Broadly speaking, R&B collectors like their CD compilations to focus on one artist at a time, whereas us soul types are more at home with these Various Artist deals. This is probably because most of our heroes had sporadic careers of about eight singles spread over half a dozen labels: artists seemed to move about much more in the turbulent music business of the 60s.
Having given us a raison d'?©tre for this series of compilations, we now need to know is it any bleeding good? Well actually...
There's an old Northern Soul number by Larry Davis called I've Been Hurt So Many Times, but don't worry, Helen Shapiro doesn't guest on it. In fact there aren't any girls, strings or sax solos, just grinding R&B that had the right tempo for the more discerning stomper of the mid-1980s. OK you may have left it on Sailor Vernon's list for ¬£1.50 but it's still damn good. And if it's any consolation, I'm sure Larry didn't have a seedy ballroom in Stafford in mind when he recorded it many years previously.
Little Joe Hinton comes up with a great mover called Tired Of Walkin' from 1962 before his conversion to a soul brother at Don Robey's Backbeat label.
That Jackie Shane bloke we were talking about earlier gives a brilliant performance on an organ led Stand Up Straight and Tall: it's moody, groovy and bluesy.
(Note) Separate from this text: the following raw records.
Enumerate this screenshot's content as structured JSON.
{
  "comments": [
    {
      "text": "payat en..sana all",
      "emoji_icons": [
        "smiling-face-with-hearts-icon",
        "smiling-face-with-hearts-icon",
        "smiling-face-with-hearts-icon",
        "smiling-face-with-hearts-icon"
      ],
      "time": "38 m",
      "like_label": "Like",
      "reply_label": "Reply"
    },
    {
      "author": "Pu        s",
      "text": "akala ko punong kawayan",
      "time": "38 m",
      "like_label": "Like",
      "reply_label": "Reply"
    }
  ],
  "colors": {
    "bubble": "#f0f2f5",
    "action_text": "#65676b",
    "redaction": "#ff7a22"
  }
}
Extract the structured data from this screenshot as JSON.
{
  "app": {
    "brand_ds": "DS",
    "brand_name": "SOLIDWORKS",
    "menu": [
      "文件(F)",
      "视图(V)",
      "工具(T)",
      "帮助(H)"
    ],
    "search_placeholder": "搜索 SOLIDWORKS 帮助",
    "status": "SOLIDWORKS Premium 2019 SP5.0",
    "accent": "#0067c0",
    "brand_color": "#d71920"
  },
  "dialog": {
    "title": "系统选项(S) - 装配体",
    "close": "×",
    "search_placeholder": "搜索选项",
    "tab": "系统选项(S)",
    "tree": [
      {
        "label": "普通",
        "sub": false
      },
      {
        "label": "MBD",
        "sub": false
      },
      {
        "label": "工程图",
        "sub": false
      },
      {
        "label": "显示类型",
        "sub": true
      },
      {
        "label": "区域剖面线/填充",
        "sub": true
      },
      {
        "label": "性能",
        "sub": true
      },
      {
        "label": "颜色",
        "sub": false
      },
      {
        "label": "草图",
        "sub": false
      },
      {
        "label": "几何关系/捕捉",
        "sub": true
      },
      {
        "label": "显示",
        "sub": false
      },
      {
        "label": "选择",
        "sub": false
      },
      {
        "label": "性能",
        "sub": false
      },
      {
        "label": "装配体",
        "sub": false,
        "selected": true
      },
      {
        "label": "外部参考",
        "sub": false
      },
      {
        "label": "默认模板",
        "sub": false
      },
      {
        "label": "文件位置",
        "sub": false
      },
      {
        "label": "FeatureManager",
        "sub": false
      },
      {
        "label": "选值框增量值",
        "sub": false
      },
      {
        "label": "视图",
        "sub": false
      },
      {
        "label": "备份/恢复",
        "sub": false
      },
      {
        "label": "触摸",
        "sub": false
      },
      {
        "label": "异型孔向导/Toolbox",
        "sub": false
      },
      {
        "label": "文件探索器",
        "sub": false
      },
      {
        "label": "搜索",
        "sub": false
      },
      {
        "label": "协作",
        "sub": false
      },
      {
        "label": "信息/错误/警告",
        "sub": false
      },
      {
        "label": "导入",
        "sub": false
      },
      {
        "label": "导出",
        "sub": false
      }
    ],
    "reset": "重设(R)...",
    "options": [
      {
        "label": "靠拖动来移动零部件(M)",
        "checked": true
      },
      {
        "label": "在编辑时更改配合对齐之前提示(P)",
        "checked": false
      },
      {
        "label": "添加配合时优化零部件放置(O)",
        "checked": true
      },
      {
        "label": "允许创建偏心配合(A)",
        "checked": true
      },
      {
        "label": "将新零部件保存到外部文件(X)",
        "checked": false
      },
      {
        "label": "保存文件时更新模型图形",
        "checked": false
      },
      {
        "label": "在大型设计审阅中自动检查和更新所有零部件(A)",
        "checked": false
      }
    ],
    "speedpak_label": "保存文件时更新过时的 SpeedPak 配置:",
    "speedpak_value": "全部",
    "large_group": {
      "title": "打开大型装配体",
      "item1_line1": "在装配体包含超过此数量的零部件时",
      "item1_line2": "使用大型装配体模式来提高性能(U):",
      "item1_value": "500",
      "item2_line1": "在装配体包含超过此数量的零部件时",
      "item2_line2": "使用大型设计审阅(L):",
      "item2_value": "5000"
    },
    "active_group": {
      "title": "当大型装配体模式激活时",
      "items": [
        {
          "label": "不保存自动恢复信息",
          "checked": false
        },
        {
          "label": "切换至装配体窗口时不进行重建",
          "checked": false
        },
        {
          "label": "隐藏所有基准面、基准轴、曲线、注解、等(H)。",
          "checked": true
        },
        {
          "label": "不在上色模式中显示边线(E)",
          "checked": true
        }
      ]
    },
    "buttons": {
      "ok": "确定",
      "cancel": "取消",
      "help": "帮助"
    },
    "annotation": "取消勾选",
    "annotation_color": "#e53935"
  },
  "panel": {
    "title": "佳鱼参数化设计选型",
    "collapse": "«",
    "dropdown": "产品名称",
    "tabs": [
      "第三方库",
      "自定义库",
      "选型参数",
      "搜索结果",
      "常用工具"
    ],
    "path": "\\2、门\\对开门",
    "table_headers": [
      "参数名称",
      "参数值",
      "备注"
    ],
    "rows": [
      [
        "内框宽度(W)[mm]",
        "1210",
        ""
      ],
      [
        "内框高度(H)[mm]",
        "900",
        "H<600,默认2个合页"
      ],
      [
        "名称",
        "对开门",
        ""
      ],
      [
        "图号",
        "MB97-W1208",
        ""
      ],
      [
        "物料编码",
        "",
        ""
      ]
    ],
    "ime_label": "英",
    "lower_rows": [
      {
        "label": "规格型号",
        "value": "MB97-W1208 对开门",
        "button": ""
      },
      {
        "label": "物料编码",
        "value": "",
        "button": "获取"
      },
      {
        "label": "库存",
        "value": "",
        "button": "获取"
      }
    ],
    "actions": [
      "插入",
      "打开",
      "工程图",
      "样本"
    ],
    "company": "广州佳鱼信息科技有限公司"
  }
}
A treat for lovers of soul groups comes from the Newports whose Dixie Women, which was also cut in 1962, illustrates how black groups were getting out of doo wop and into a more soulful sound by then. Incidentally the sleevenotes to the CD give a rough explanation of what the hell the Belgian Popcorn scene is all about! In case you've been wondering.
One off instrumental grooves from Frank Armstrong and Booker T Averhart veer from jazz to blues to soul and back again. This is the ideal setting for such worthy slabs of vinyl that would otherwise get neglected on US record lists.
We've managed to find a Marvin & Johnny single that didn't make it on to the Ace Kent/Modern CD, a Big Mama Thornton track that the tape hadn't even been copied for and an early Bobby 'Blue' Bland just looking for a home.
Add some better known artists like ZZ Hill, BB King, Vernon Garrett (with and without the missus), Arthur K Adams and Jimmy McCracklin at the height of their powers, Mary Love with her biggest, most smouldering hit and King Solomon, Willie Headen, Al King and Jimmy Holiday on well crucial and collectible 45s and you've got a compilation for everyone.
Everyone that is who has a collection of singles into four or five figures, photos of men with guitars from Chicago on their living room walls and a wife who wishes they would grow up some time soon.
By Ady Croasdell